For it is likely that the "inner world" of our Western psychological experience, like the supernatural heaven of Christian belief, originated in the loss of our ancestral reciprocity with the living landscape. When the animate presences with whom we have evolved over several million years are suddenly construed as having less significance than ourselves, when the generative earth that gave birth to us is defined as a soulless or determinate object devoid of sensitivity and sentience, then that wild otherness with which human life had always been entwined must migrate, either into a supersensory heaven beyond the natural world, or else into the human skull itself--the only allowable refuge, in this world, for what is ineffable and unfathomable.

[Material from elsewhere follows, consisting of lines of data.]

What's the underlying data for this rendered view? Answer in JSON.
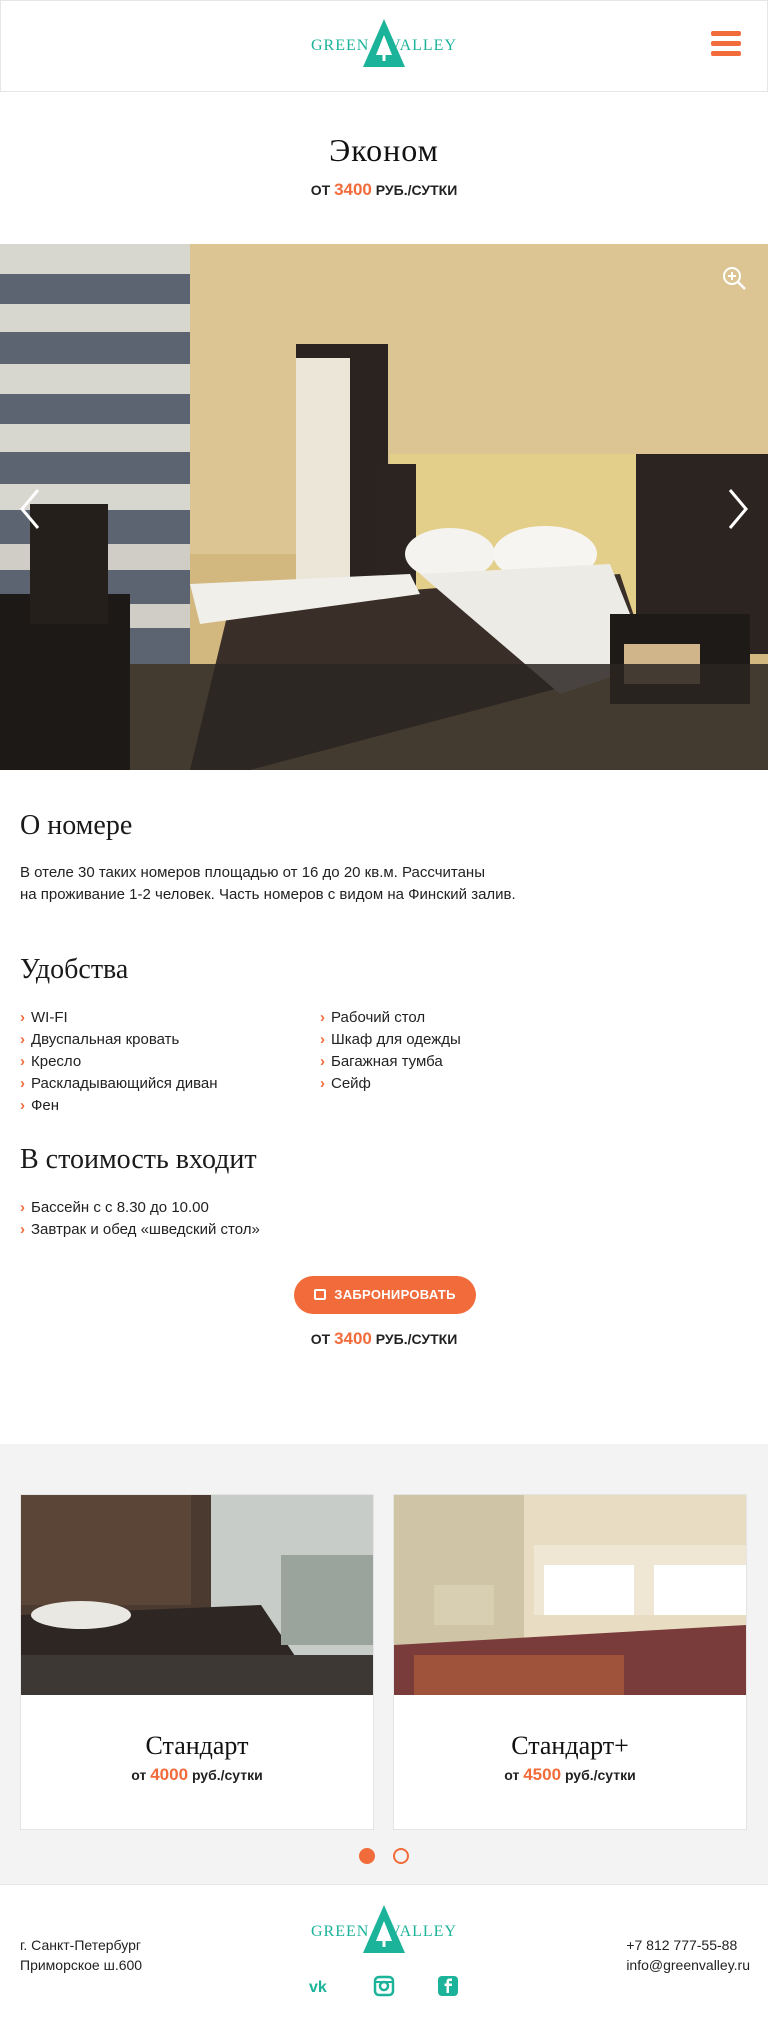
{
  "brand": {
    "left": "GREEN",
    "right": "VALLEY"
  },
  "room": {
    "title": "Эконом",
    "price_prefix": "от",
    "price": "3400",
    "price_unit": "руб./сутки"
  },
  "about": {
    "heading": "О номере",
    "line1": "В отеле 30 таких номеров площадью от 16 до 20 кв.м. Рассчитаны",
    "line2": "на проживание 1-2 человек. Часть номеров с видом на Финский залив."
  },
  "amenities": {
    "heading": "Удобства",
    "col1": [
      "WI-FI",
      "Двуспальная кровать",
      "Кресло",
      "Раскладывающийся диван",
      "Фен"
    ],
    "col2": [
      "Рабочий стол",
      "Шкаф для одежды",
      "Багажная тумба",
      "Сейф"
    ]
  },
  "included": {
    "heading": "В стоимость входит",
    "items": [
      "Бассейн с с 8.30 до 10.00",
      "Завтрак и обед «шведский стол»"
    ]
  },
  "booking": {
    "button_label": "ЗАБРОНИРОВАТЬ",
    "price_prefix": "от",
    "price": "3400",
    "price_unit": "руб./сутки"
  },
  "other_rooms": [
    {
      "name": "Стандарт",
      "price_prefix": "от",
      "price": "4000",
      "price_unit": "руб./сутки"
    },
    {
      "name": "Стандарт+",
      "price_prefix": "от",
      "price": "4500",
      "price_unit": "руб./сутки"
    }
  ],
  "carousel": {
    "active_page": 1,
    "pages": 2
  },
  "footer": {
    "city": "г. Санкт-Петербург",
    "street": "Приморское ш.600",
    "phone": "+7 812 777-55-88",
    "email": "info@greenvalley.ru"
  },
  "icons": {
    "menu": "hamburger-icon",
    "zoom": "zoom-in-icon",
    "prev": "chevron-left-icon",
    "next": "chevron-right-icon",
    "calendar": "calendar-icon",
    "social": [
      "vk-icon",
      "instagram-icon",
      "facebook-icon"
    ]
  },
  "colors": {
    "accent": "#f26b3a",
    "brand": "#1bb39a",
    "muted_bg": "#f3f3f3"
  }
}
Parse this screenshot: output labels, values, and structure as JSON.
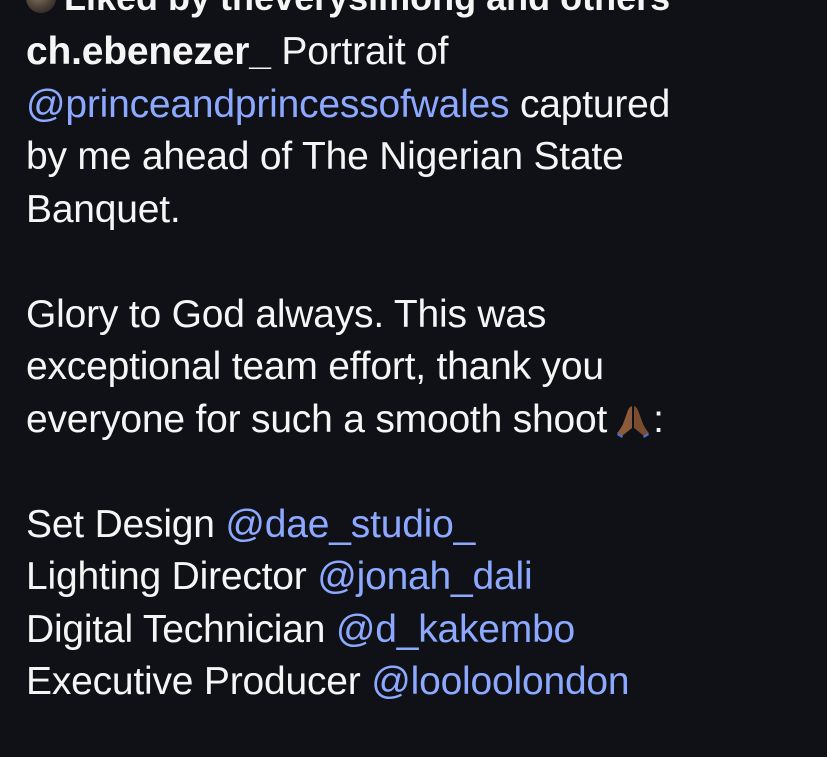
{
  "liked_row": {
    "text": "Liked by theveryslmong and others"
  },
  "caption": {
    "username": "ch.ebenezer_",
    "intro_text": "Portrait of",
    "mention_royal": "@princeandprincessofwales",
    "after_royal": "captured",
    "line3": "by me ahead of The Nigerian State",
    "line4": "Banquet.",
    "line6": "Glory to God always. This was",
    "line7": "exceptional team effort, thank you",
    "line8": "everyone for such a smooth shoot",
    "line8_suffix": ":",
    "emoji_icon": "praying-hands-icon",
    "credits": [
      {
        "role": "Set Design",
        "handle": "@dae_studio_"
      },
      {
        "role": "Lighting Director",
        "handle": "@jonah_dali"
      },
      {
        "role": "Digital Technician",
        "handle": "@d_kakembo"
      },
      {
        "role": "Executive Producer",
        "handle": "@looloolondon"
      }
    ]
  },
  "colors": {
    "background": "#0f1116",
    "text": "#f5f5f5",
    "mention": "#8ca9ff",
    "emoji_skin": "#8d5a3b"
  }
}
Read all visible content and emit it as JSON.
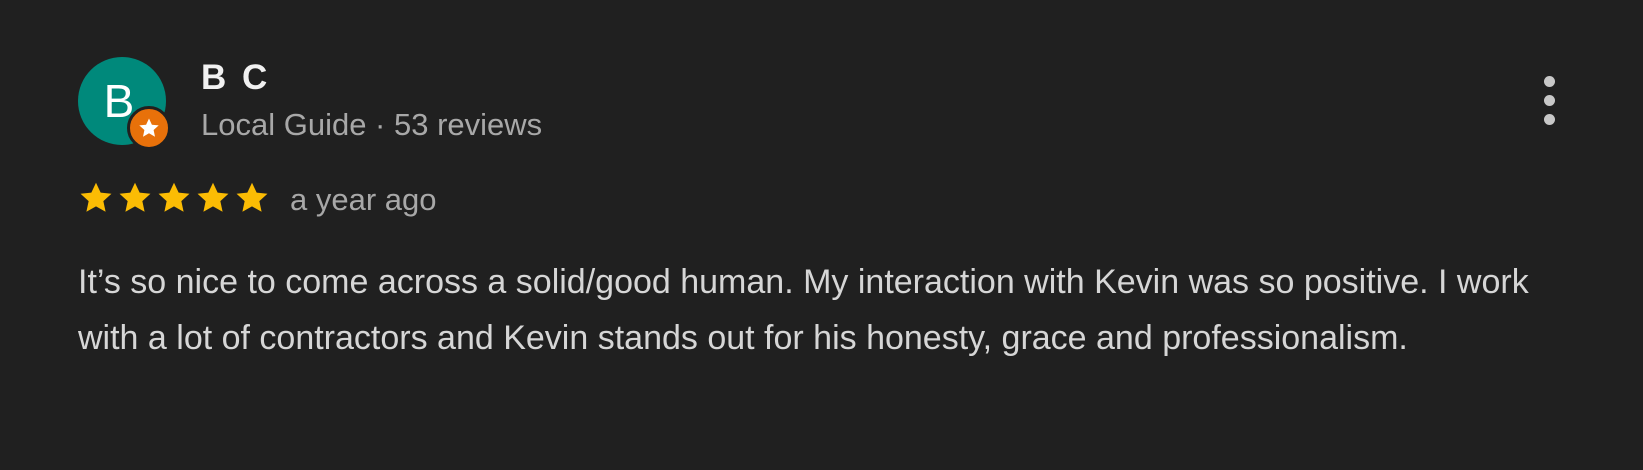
{
  "reviewer": {
    "avatar_letter": "B",
    "avatar_color": "#00897b",
    "badge_color": "#e8710a",
    "badge_icon": "star-icon",
    "name": "B C",
    "meta": "Local Guide · 53 reviews"
  },
  "review": {
    "rating": 5,
    "rating_max": 5,
    "star_color": "#fbbc04",
    "time": "a year ago",
    "text": "It’s so nice to come across a solid/good human. My interaction with Kevin was so positive. I work with a lot of contractors and Kevin stands out for his honesty, grace and professionalism."
  },
  "actions": {
    "more_icon": "more-vert-icon"
  },
  "colors": {
    "background": "#202020"
  }
}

At any rate, it's a meaty book (odd choice of words, perhaps, for a book entitled "Becoming Animal") and one full of the Pagan understanding that EVERYTHING is alive and longing to be in communion, that, "it's all real; it's all [heh] metaphor; there's always more."
Update: As the stumbling oral reading above makes clear, this is a book written to be read, not spoken. The language is lush, almost rococo, and one needs to remain fully present to read it. I'm reading it, as a result, as a series of amuses-gueule, and not in one or two "swell foops," as my grandma used to say.
More and more, I look back at the Sixties -- Summer of Love, Selma, Consciousness Raising Groups, and Woodstock -- as a kind of Brigadoon, that settles down unnoticed on our Moors, gives us an example, and then goes back off into the clouds to stay pure for another time when it's needed. I was, pace Mr. Dylan, so much younger then; I'm older (better funded, more grounded, smarter, more focused, and more committed) than that, now.
And, I agree with Joan. We shall overcome, someday.
All my life, they've been shooting the heroes down. All my life, easy access to guns has taken down those who tried to lead us forward. I think it's time to get to the root of the problem. Let's get a "well-regulated" militia under regulation.
You know, now that I'm an old woman, and not a little girl of 12, when I look at Dr. King, I can see how he is just carrying the weight of the whole world on his shoulders. And although it's not nearly enough, what I want to say, from this distance of 43 years, is, "Thank you. Thank you for the better world that I have lived in. And, most of all, thank you for the better world in which my G/Son will live all the days of his life. Thank you, Dr. King."
Maybe we all need, certainly I need, to pick up a little bit more of the world's weight, so that no one person ever has to bear so much all alone. I won't, pace Mr. Frost, be gone long; you come too.
I'm a woman, a Witch, a mother, a grandmother, an eco-feminist, a gardener, a reader, a writer, and a priestess of the Great Mother Earth. Hecate appears in the
Homeric Ode to Demeter, which tells of Hades who caught Persophone
"up reluctant on his golden car and bare her away lamenting. . . . But no one, either of the deathless gods or of mortal men, heard her voice, nor yet the olive-trees bearing rich fruit: only tenderhearted Hecate, bright-coiffed, the daughter of Persaeus, heard the girl from her cave . . . ."